__Task statement__. Return the entries below verbatim. Pictures stay out.

[[ Data section, beginning ]]

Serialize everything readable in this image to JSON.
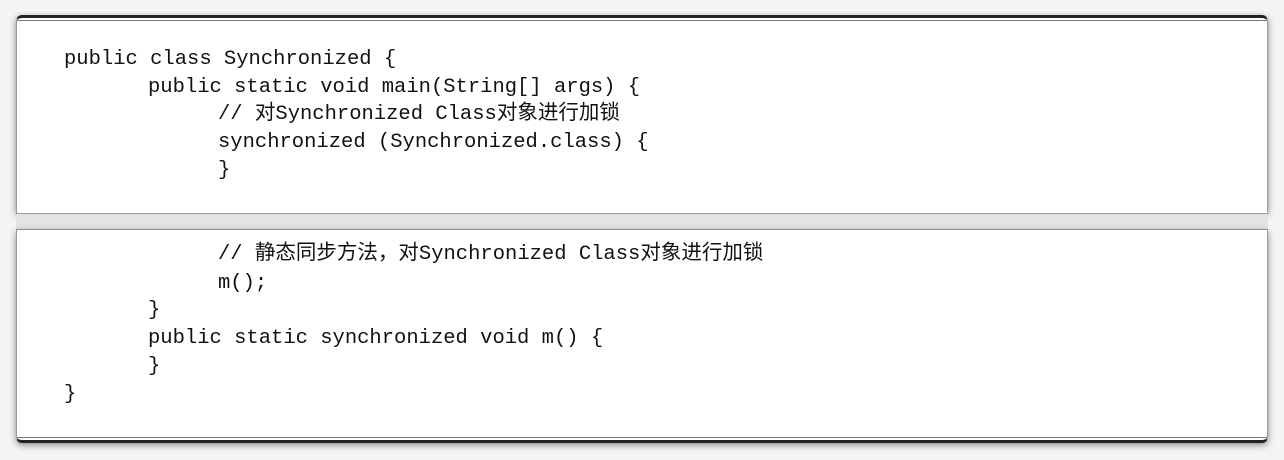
{
  "top_snippet": {
    "lines": [
      "public class Synchronized {",
      "public static void main(String[] args) {",
      "// 对Synchronized Class对象进行加锁",
      "synchronized (Synchronized.class) {",
      "}"
    ]
  },
  "bottom_snippet": {
    "lines": [
      "// 静态同步方法，对Synchronized Class对象进行加锁",
      "m();",
      "}",
      "public static synchronized void m() {",
      "}",
      "}"
    ]
  }
}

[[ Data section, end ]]

__Solution to this task__.
Serialize everything readable in this image to JSON.
{
  "top_snippet": {
    "lines": [
      "public class Synchronized {",
      "public static void main(String[] args) {",
      "// 对Synchronized Class对象进行加锁",
      "synchronized (Synchronized.class) {",
      "}"
    ]
  },
  "bottom_snippet": {
    "lines": [
      "// 静态同步方法，对Synchronized Class对象进行加锁",
      "m();",
      "}",
      "public static synchronized void m() {",
      "}",
      "}"
    ]
  }
}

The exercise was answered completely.